* [Assignment]:
Return the number of lines below with "readable" in them, and nothing else.

(Items from an interface collection)
++++++

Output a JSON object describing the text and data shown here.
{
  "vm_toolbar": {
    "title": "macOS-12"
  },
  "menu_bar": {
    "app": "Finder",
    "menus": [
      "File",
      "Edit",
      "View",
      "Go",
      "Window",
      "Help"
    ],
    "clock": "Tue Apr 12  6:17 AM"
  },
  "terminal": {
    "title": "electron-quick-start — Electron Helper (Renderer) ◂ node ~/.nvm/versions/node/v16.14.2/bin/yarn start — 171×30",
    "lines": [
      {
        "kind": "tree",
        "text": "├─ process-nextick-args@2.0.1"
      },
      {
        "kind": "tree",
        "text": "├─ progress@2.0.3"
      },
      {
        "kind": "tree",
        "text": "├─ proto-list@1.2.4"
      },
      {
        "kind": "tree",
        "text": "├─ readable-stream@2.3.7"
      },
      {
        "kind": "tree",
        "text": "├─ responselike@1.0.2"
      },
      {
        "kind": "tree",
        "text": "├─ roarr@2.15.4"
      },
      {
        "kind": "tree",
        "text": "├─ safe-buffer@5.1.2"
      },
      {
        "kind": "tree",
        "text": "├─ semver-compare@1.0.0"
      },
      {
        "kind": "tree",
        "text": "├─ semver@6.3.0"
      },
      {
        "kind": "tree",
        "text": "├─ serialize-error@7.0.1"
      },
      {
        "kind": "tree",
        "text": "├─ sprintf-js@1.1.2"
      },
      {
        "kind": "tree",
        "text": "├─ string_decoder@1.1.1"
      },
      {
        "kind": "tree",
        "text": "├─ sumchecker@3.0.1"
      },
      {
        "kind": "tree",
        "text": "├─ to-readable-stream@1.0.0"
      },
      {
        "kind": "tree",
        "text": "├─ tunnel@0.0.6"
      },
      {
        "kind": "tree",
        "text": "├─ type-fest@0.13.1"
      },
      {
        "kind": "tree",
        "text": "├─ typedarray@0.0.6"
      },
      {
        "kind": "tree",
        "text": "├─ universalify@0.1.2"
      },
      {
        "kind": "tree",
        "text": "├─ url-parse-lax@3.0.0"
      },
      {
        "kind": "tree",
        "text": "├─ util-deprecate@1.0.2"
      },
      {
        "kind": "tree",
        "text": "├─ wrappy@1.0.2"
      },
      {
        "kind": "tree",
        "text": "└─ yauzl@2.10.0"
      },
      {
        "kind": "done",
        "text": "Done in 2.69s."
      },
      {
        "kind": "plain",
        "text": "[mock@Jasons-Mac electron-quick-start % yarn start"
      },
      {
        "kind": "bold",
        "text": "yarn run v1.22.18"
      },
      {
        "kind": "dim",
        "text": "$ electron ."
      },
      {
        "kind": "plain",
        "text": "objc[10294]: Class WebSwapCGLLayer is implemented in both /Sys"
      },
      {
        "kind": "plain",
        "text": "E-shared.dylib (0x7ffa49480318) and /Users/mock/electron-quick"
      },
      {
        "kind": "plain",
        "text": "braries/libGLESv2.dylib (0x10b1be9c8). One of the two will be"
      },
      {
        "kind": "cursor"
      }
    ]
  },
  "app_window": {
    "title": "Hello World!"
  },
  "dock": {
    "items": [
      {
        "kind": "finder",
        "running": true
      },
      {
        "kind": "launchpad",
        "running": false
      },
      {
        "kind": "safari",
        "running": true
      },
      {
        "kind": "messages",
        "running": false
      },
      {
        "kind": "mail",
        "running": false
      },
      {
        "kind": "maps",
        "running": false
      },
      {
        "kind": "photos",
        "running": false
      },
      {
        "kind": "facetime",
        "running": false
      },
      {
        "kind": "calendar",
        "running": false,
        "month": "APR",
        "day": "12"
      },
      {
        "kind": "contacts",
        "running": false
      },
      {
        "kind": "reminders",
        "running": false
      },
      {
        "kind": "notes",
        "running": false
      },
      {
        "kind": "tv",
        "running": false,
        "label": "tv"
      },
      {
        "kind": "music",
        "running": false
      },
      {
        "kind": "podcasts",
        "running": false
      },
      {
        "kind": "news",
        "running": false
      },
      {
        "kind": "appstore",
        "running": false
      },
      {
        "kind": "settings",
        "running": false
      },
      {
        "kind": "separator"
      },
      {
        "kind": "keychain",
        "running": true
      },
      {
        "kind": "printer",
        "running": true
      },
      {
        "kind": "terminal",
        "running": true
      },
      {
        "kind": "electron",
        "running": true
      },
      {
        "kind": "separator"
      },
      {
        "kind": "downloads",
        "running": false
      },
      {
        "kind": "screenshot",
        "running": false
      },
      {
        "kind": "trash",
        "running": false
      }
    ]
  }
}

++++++

* [Response box]:
2